By Laura Perille
JUST FIVE YEARS AGO, Mildred Avenue K-8 School in Mattapan was one of the worst performing schools in the Boston Public School system and ranked in the lowest percentile of public schools statewide. When the school was in peril of being placed under state control, district and school leaders and the teachers union — often seen as unlikely allies — teamed up to make changes.
Fast forward to today, and Mildred Ave. is classified as a Level 1 school, the state’s highest ranking, and was recently awarded 2017’s “School on the Move” Prize from EdVestors. The award recognizes the often unsung work of rapidly improving schools and elevates lessons learned for dissemination to the rest of the Boston Public Schools and beyond. In just four years, Mildred Ave. transformed school climate, reduced student suspensions significantly, accelerated student learning growth, and improved ELA and math achievement by 15 and 22 points, respectively. They didn’t just raise test scores – they built a nurturing environment and expanded learning opportunities for all students.
What changed so quickly here? The school employed a rarely-used approach in the Boston Teachers Union contract that allows the superintendent to request a joint labor/management intervention process for an underperforming school. The foundation is increased autonomy at the school level in exchange for a commitment, informed by data and driven by frontline educators, to make bold changes on behalf of students. What is unique about this approach – when applied under the right conditions – is that reform is not done “to” the school but rather “by” the school community with a core group of strong teachers leading the work.

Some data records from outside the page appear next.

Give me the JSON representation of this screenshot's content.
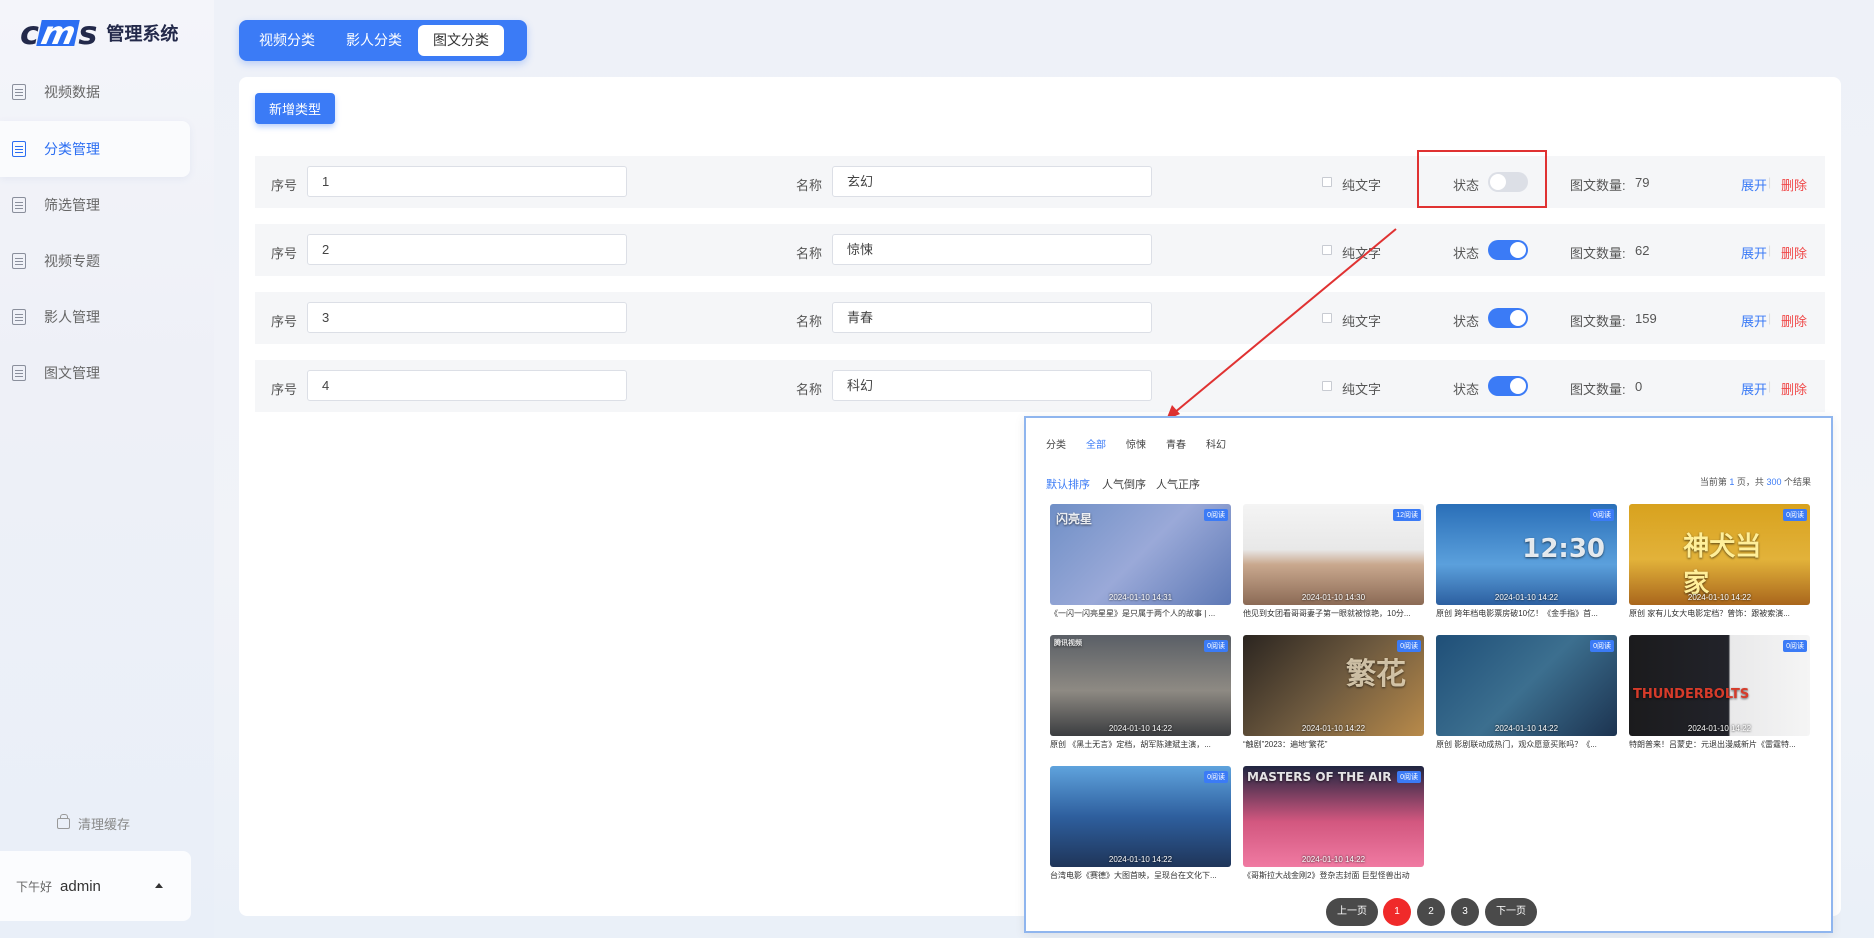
{
  "app": {
    "logo_text": "cms",
    "title": "管理系统"
  },
  "sidebar": {
    "items": [
      {
        "label": "视频数据",
        "icon": "document-icon"
      },
      {
        "label": "分类管理",
        "icon": "document-icon",
        "active": true
      },
      {
        "label": "筛选管理",
        "icon": "document-icon"
      },
      {
        "label": "视频专题",
        "icon": "document-icon"
      },
      {
        "label": "影人管理",
        "icon": "document-icon"
      },
      {
        "label": "图文管理",
        "icon": "document-icon"
      }
    ],
    "clear_cache": "清理缓存",
    "greeting": "下午好",
    "username": "admin"
  },
  "tabs": [
    {
      "label": "视频分类"
    },
    {
      "label": "影人分类"
    },
    {
      "label": "图文分类",
      "active": true
    }
  ],
  "toolbar": {
    "add_label": "新增类型"
  },
  "fields": {
    "index_label": "序号",
    "name_label": "名称",
    "text_only_label": "纯文字",
    "status_label": "状态",
    "count_label": "图文数量:",
    "expand_label": "展开",
    "delete_label": "删除",
    "separator": "|"
  },
  "categories": [
    {
      "index": "1",
      "name": "玄幻",
      "status": false,
      "count": "79"
    },
    {
      "index": "2",
      "name": "惊悚",
      "status": true,
      "count": "62"
    },
    {
      "index": "3",
      "name": "青春",
      "status": true,
      "count": "159"
    },
    {
      "index": "4",
      "name": "科幻",
      "status": true,
      "count": "0"
    }
  ],
  "preview": {
    "category_tabs": [
      "分类",
      "全部",
      "惊悚",
      "青春",
      "科幻"
    ],
    "sort_options": [
      "默认排序",
      "人气倒序",
      "人气正序"
    ],
    "total_text": {
      "prefix": "当前第",
      "page": "1",
      "mid": "页，共",
      "total": "300",
      "suffix": "个结果"
    },
    "cards": [
      {
        "title": "《一闪一闪亮星星》是只属于两个人的故事 | ...",
        "date": "2024-01-10 14:31",
        "tag": "0阅读",
        "deco": "闪亮星"
      },
      {
        "title": "他见到女团看哥哥妻子第一眼就被惊艳，10分...",
        "date": "2024-01-10 14:30",
        "tag": "12阅读",
        "deco": ""
      },
      {
        "title": "原创 跨年档电影票房破10亿！《金手指》首...",
        "date": "2024-01-10 14:22",
        "tag": "0阅读",
        "deco": "12:30"
      },
      {
        "title": "原创 家有儿女大电影定档？曾饰：跟被索演...",
        "date": "2024-01-10 14:22",
        "tag": "0阅读",
        "deco": "神犬当家"
      },
      {
        "title": "原创 《黑土无言》定档，胡军陈建斌主演，...",
        "date": "2024-01-10 14:22",
        "tag": "0阅读",
        "deco": "腾讯视频"
      },
      {
        "title": "“触剧”2023：遍地“繁花”",
        "date": "2024-01-10 14:22",
        "tag": "0阅读",
        "deco": "繁花"
      },
      {
        "title": "原创 影剧联动成热门，观众愿意买账吗？《...",
        "date": "2024-01-10 14:22",
        "tag": "0阅读",
        "deco": ""
      },
      {
        "title": "特朗普来！吕蒙史：元退出漫威新片《雷霆特...",
        "date": "2024-01-10 14:22",
        "tag": "0阅读",
        "deco": "THUNDERBOLTS"
      },
      {
        "title": "台湾电影《赛德》大图首映，呈现台在文化下...",
        "date": "2024-01-10 14:22",
        "tag": "0阅读",
        "deco": ""
      },
      {
        "title": "《哥斯拉大战金刚2》登杂志封面 巨型怪兽出动",
        "date": "2024-01-10 14:22",
        "tag": "0阅读",
        "deco": "MASTERS OF THE AIR"
      }
    ],
    "pagination": {
      "prev": "上一页",
      "pages": [
        "1",
        "2",
        "3"
      ],
      "next": "下一页",
      "current": "1"
    }
  },
  "colors": {
    "accent": "#3b7bf6",
    "danger": "#f04848",
    "highlight": "#e03232",
    "page_current": "#f02a2a"
  }
}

An intervention team, composed of both union and management members, is formed and charged with initiating an assessment of the reasons for the poor performance and presenting a remedial plan for improvement after spending time at the school and talking with school staff, parents, and community members.
This joint oversight effort between the BPS and Boston Teachers Union allowed a select group of teachers to be involved not only in the planning, but also the execution of their own turnaround plan at Mildred Ave. These teacher leaders developed a plan that expanded the school day, increased teacher responsibilities, and deepened professional learning expectations, in exchange for greater flexibility around scheduling and curriculum as well as staffing and compensation. They raised the bar for teachers within the school – and while not all staff were prepared to take on these challenges, more than 70 percent committed to engage in the effort and remain at the school today.
The joint union-management oversight of the school was widely accepted as a critical ingredient in the school’s success, one that could be replicated at other city schools in need of dramatic improvement. It is a way to intervene in schools before they are designated for state action that also maintains agency and morale of the school community, ensuring improvement strategies are closely aligned with student needs and “owned” by the adults who must implement and sustain the work. The embrace of school-level autonomy at Mildred Ave. was highlighted in CommonWealth’s recent feature story on the 25th anniversary of the state’s education reform law – and promising strategies to close the persistent achievement gap facing Massachusetts schools.
As seen in the case of Mildred Ave., joint oversight — when well applied and well supported in a school where the conditions are right — can lead to dramatic improvements in a relatively short time. This approach will not work in every struggling school. A key requirement is an existing core group of teachers within the school willing to engage and drive change. At Mildred Ave., the conditions were just right. Teachers were able to speak hard truths about where they were and what changes were needed, including changes they needed to make in their own classroom practices to improve outcomes for their students. Both the union and the district central office supported the teachers to implement their plan. This kind of labor-management collaboration should be folded into current state and local conversations about effective strategies to support and empower schools for improvement.
At the end of the day, Mildred Ave.’s turnaround is a story about trust. The district allowed and trusted the school to retain its autonomy and gave teachers broad latitude and accountability in reshaping their classrooms. Teachers and school leaders pushed and trusted each other to follow through on bold strategies. This collaboration proved to be a vanguard of support and change – and a model from which more schools and districts can learn.